Your patient thanks you for the excellent care and extra attention you provided her, and your intensivist is thrilled that you solved the case and saved the patient from an unnecessary ICU admission for her “hypotension.”
Pearls & Pitfalls for Assessing the Hypotensive Patient
Point-of-care ultrasound is a very useful tool to use in the assessment of any patient who presents with undifferentiated hypotension. You can make the critical diagnosis that may save a patient’s life, or you may rule-out acute etiologies that are high on your list of differential diagnoses.
The Concentrated Overview of Resuscitative Efforts (CORE) exam is a set of focused ultrasound evaluations targeted at evaluating the major potential causes of deterioration in a decompensating patient.
Here’s some tips and tactics for maximizing CORE:
- During the CORE scan, evaluate the patient for conditions that you can emergently treat or reverse. Use the CORE scan to assess and reassess your critical patients.
- Scan the heart to determine if the patient has a large anechoic stripe around the heart that could be a pericardial effusion leading to cardiac tamponade. Look for signs of right atrial or end-diastolic right ventricular collapse that may prompt an emergent ultrasound-guided pericardiocentesis.
- Assess the contractility of the ventricular walls of the heart to assess for any wall motion abnormalities which may indicate myocardial ischemia or infarct.
- Calculate or estimate the ejection fraction or fractional shortening and look at the valves for obvious stenosis or regurgitation.
- Determine if there is any significant right ventricular or right atrial dilation that may indicate right heart strain from an acute saddle pulmonary embolism. You may see a large intra-atrial or intra-ventricular clot ready to take off into the pulmonary artery.
- Assess the lungs for a pneumothorax, pneumonia, pulmonary edema, or pleural fluid that may be contributing to your patient’s decompensation. If you find any of these abnormalities, initiate aggressive treatment.
- Scan through the patient’s abdominal aorta to evaluate for a potential abdominal aortic aneurysm or aortic dissection.
- Take measurements of the IVC with and without sniffing to determine if the patient is hypovolemic with >50% collapse during inspiration.
- Scan through the abdomen to rule-out intra-abdominal free fluid if liver failure or trauma is a possibility.

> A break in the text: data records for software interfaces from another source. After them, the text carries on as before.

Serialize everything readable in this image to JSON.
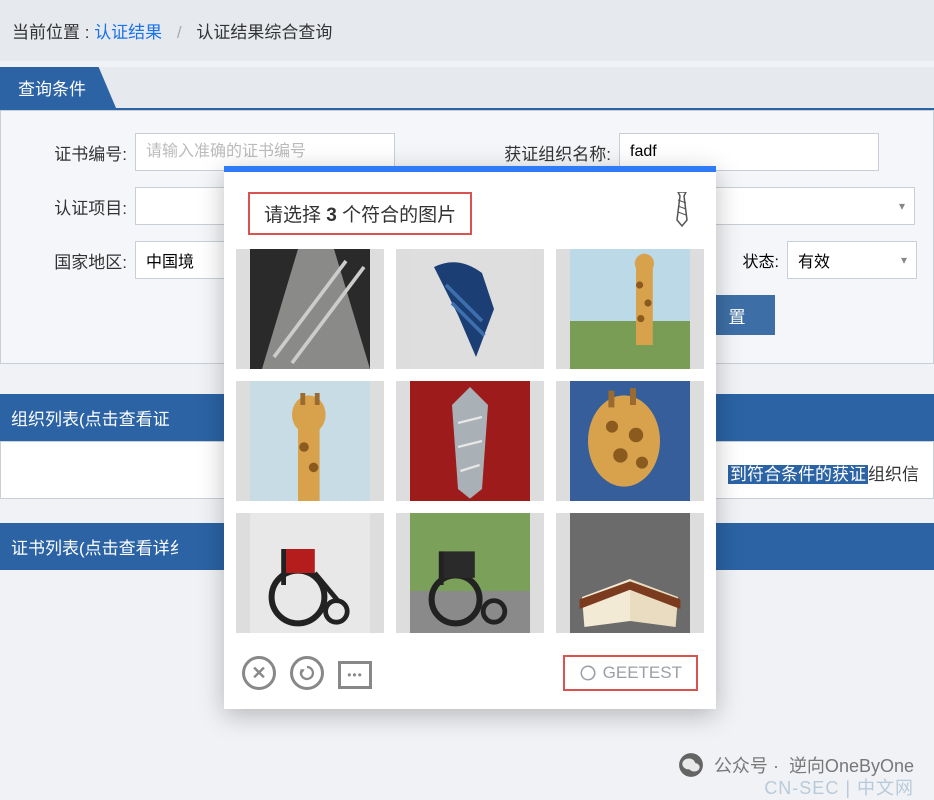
{
  "breadcrumb": {
    "label": "当前位置 :",
    "link1": "认证结果",
    "current": "认证结果综合查询"
  },
  "section_tab": "查询条件",
  "form": {
    "cert_no_label": "证书编号:",
    "cert_no_placeholder": "请输入准确的证书编号",
    "org_name_label": "获证组织名称:",
    "org_name_value": "fadf",
    "project_label": "认证项目:",
    "project_value": "",
    "region_label": "国家地区:",
    "region_value": "中国境",
    "status_label": "状态:",
    "status_value": "有效",
    "reset_btn": "置"
  },
  "org_list_header": "组织列表(点击查看证",
  "result_text_prefix": "到符合条件的获证",
  "result_text_suffix": "组织信",
  "cert_list_header": "证书列表(点击查看详纟",
  "captcha": {
    "title_prefix": "请选择 ",
    "title_count": "3",
    "title_suffix": " 个符合的图片",
    "reference_icon": "necktie-icon",
    "tiles": [
      {
        "name": "tile-tie-gray",
        "semantic": "necktie"
      },
      {
        "name": "tile-tie-blue",
        "semantic": "necktie"
      },
      {
        "name": "tile-giraffe-1",
        "semantic": "giraffe"
      },
      {
        "name": "tile-giraffe-2",
        "semantic": "giraffe"
      },
      {
        "name": "tile-tie-silver",
        "semantic": "necktie"
      },
      {
        "name": "tile-giraffe-3",
        "semantic": "giraffe"
      },
      {
        "name": "tile-wheelchair-1",
        "semantic": "wheelchair"
      },
      {
        "name": "tile-wheelchair-2",
        "semantic": "wheelchair"
      },
      {
        "name": "tile-book",
        "semantic": "open-book"
      }
    ],
    "brand": "GEETEST"
  },
  "watermark": {
    "wechat_label": "公众号 ·",
    "account": "逆向OneByOne",
    "site": "CN-SEC | 中文网"
  }
}
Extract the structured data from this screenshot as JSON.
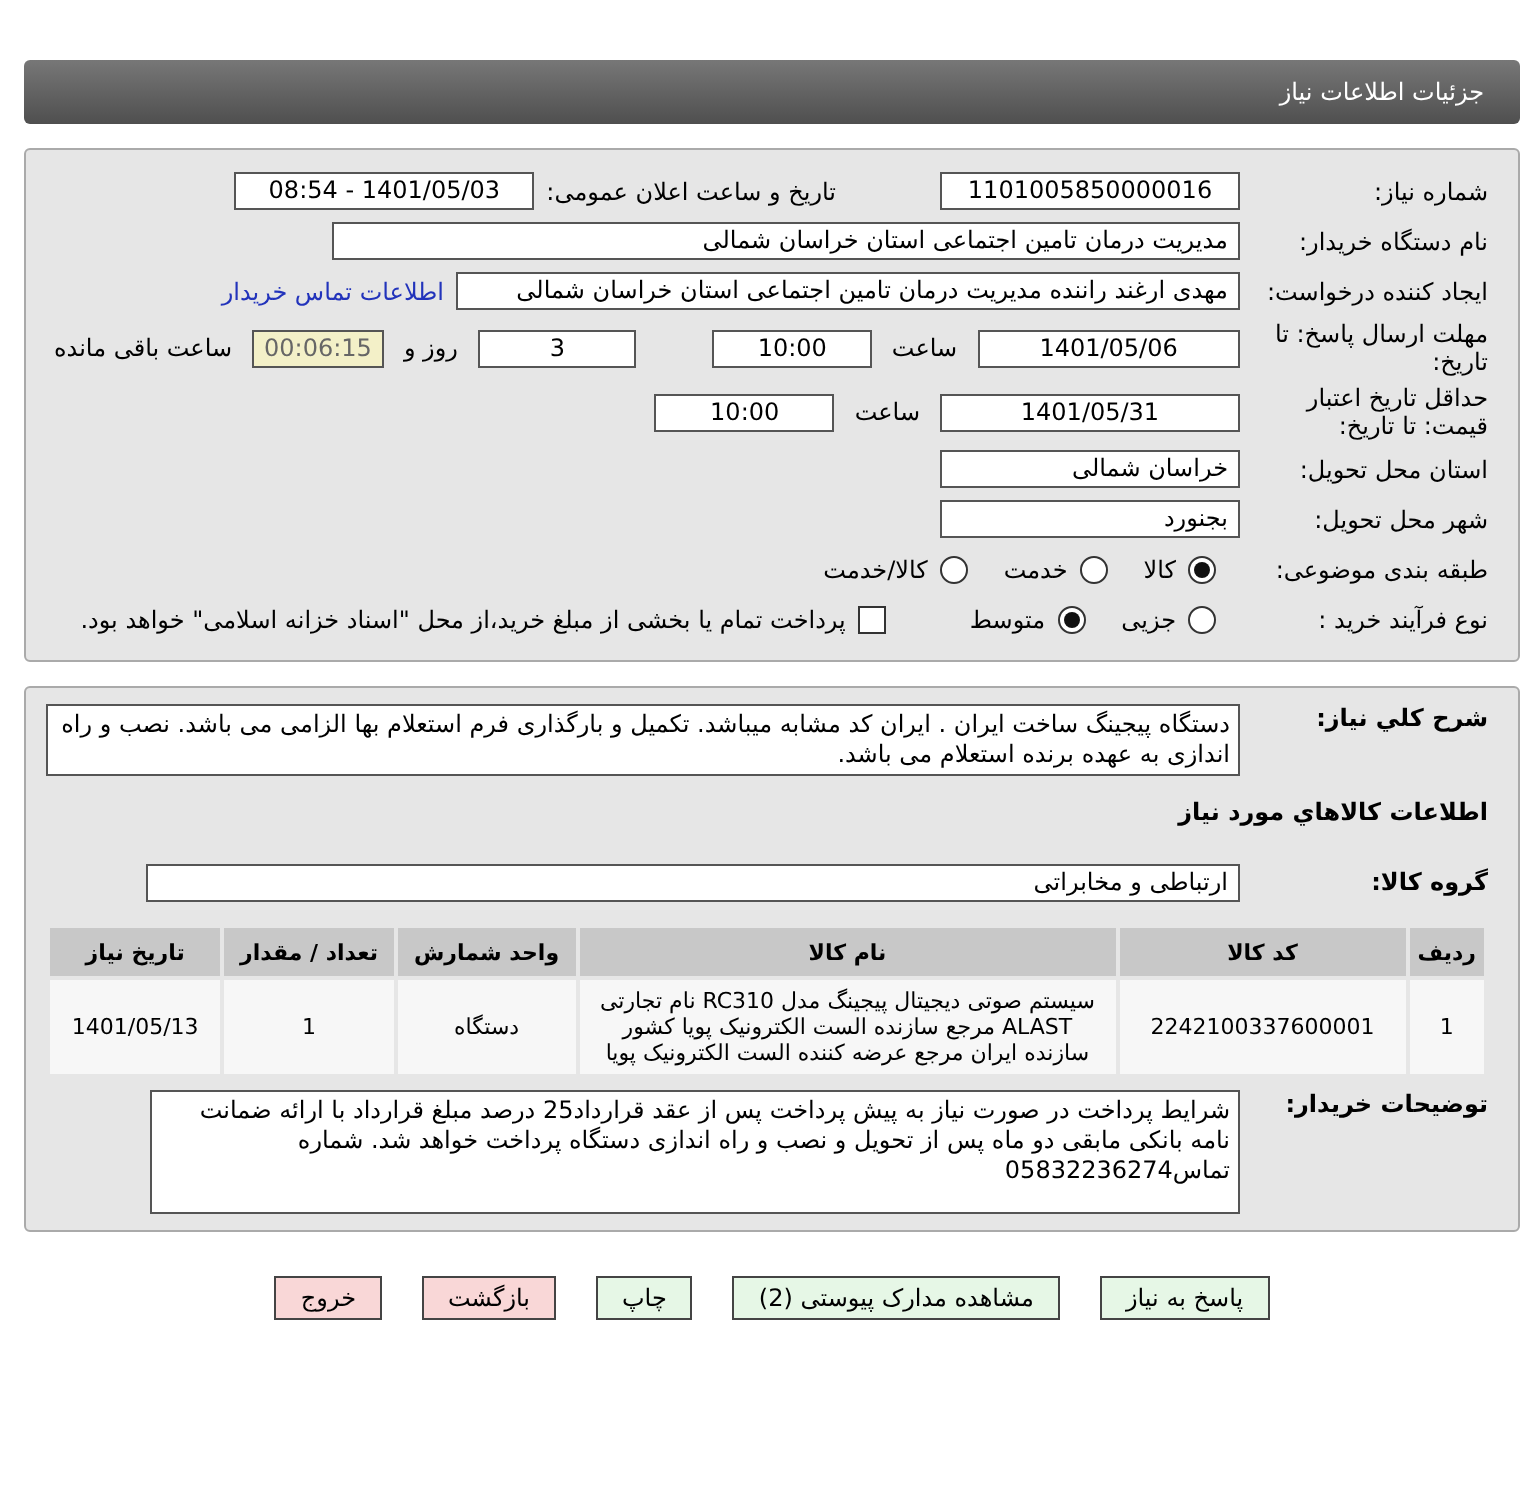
{
  "header": {
    "title": "جزئیات اطلاعات نیاز"
  },
  "need_number": {
    "label": "شماره نیاز:",
    "value": "1101005850000016"
  },
  "announce": {
    "label": "تاریخ و ساعت اعلان عمومی:",
    "value": "1401/05/03 - 08:54"
  },
  "buyer": {
    "label": "نام دستگاه خریدار:",
    "value": "مدیریت درمان تامین اجتماعی استان خراسان شمالی"
  },
  "creator": {
    "label": "ایجاد کننده درخواست:",
    "value": "مهدی ارغند راننده مدیریت درمان تامین اجتماعی استان خراسان شمالی",
    "link": "اطلاعات تماس خریدار"
  },
  "deadline": {
    "label": "مهلت ارسال پاسخ: تا تاریخ:",
    "date": "1401/05/06",
    "time_label": "ساعت",
    "time": "10:00",
    "days": "3",
    "days_label": "روز و",
    "remaining": "00:06:15",
    "remaining_label": "ساعت باقی مانده"
  },
  "validity": {
    "label": "حداقل تاریخ اعتبار قیمت: تا تاریخ:",
    "date": "1401/05/31",
    "time_label": "ساعت",
    "time": "10:00"
  },
  "province": {
    "label": "استان محل تحویل:",
    "value": "خراسان شمالی"
  },
  "city": {
    "label": "شهر محل تحویل:",
    "value": "بجنورد"
  },
  "category": {
    "label": "طبقه بندی موضوعی:",
    "options": [
      {
        "label": "کالا",
        "selected": true
      },
      {
        "label": "خدمت",
        "selected": false
      },
      {
        "label": "کالا/خدمت",
        "selected": false
      }
    ]
  },
  "process": {
    "label": "نوع فرآیند خرید :",
    "options": [
      {
        "label": "جزیی",
        "selected": false
      },
      {
        "label": "متوسط",
        "selected": true
      }
    ],
    "treasury": {
      "label": "پرداخت تمام یا بخشی از مبلغ خرید،از محل \"اسناد خزانه اسلامی\" خواهد بود.",
      "checked": false
    }
  },
  "description": {
    "label": "شرح کلي نياز:",
    "value": "دستگاه پیجینگ ساخت ایران . ایران کد مشابه میباشد. تکمیل و بارگذاری فرم استعلام بها الزامی می باشد. نصب و راه اندازی به عهده برنده استعلام می باشد."
  },
  "goods_title": "اطلاعات كالاهاي مورد نياز",
  "goods_group": {
    "label": "گروه کالا:",
    "value": "ارتباطی و مخابراتی"
  },
  "table": {
    "columns": [
      "ردیف",
      "کد کالا",
      "نام کالا",
      "واحد شمارش",
      "تعداد / مقدار",
      "تاریخ نیاز"
    ],
    "rows": [
      [
        "1",
        "2242100337600001",
        "سیستم صوتی دیجیتال پیجینگ مدل RC310 نام تجارتی ALAST مرجع سازنده الست الکترونیک پویا کشور سازنده ایران مرجع عرضه کننده الست الکترونیک پویا",
        "دستگاه",
        "1",
        "1401/05/13"
      ]
    ]
  },
  "notes": {
    "label": "توضیحات خریدار:",
    "value": "شرایط پرداخت در صورت نیاز به پیش پرداخت پس از عقد قرارداد25 درصد مبلغ قرارداد با ارائه ضمانت نامه بانکی مابقی دو ماه پس از تحویل و نصب و راه اندازی دستگاه پرداخت خواهد شد. شماره تماس05832236274"
  },
  "buttons": [
    {
      "label": "پاسخ به نیاز",
      "kind": "green"
    },
    {
      "label": "مشاهده مدارک پیوستی (2)",
      "kind": "green"
    },
    {
      "label": "چاپ",
      "kind": "green"
    },
    {
      "label": "بازگشت",
      "kind": "red"
    },
    {
      "label": "خروج",
      "kind": "red"
    }
  ]
}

- Perform an extremity DVT scan if your patient is at risk for clot formation and propagation to more proximal sites.
The more you practice point-of-care ultrasound, the better you will become at using it to help your patients. Learn to differentiate normal findings from abnormal sonographic clues. Check out the ultrasound image library at EMresource and/or SonoSupport for a comprehensive overview on how you can incorporate ultrasound into your clinical practice.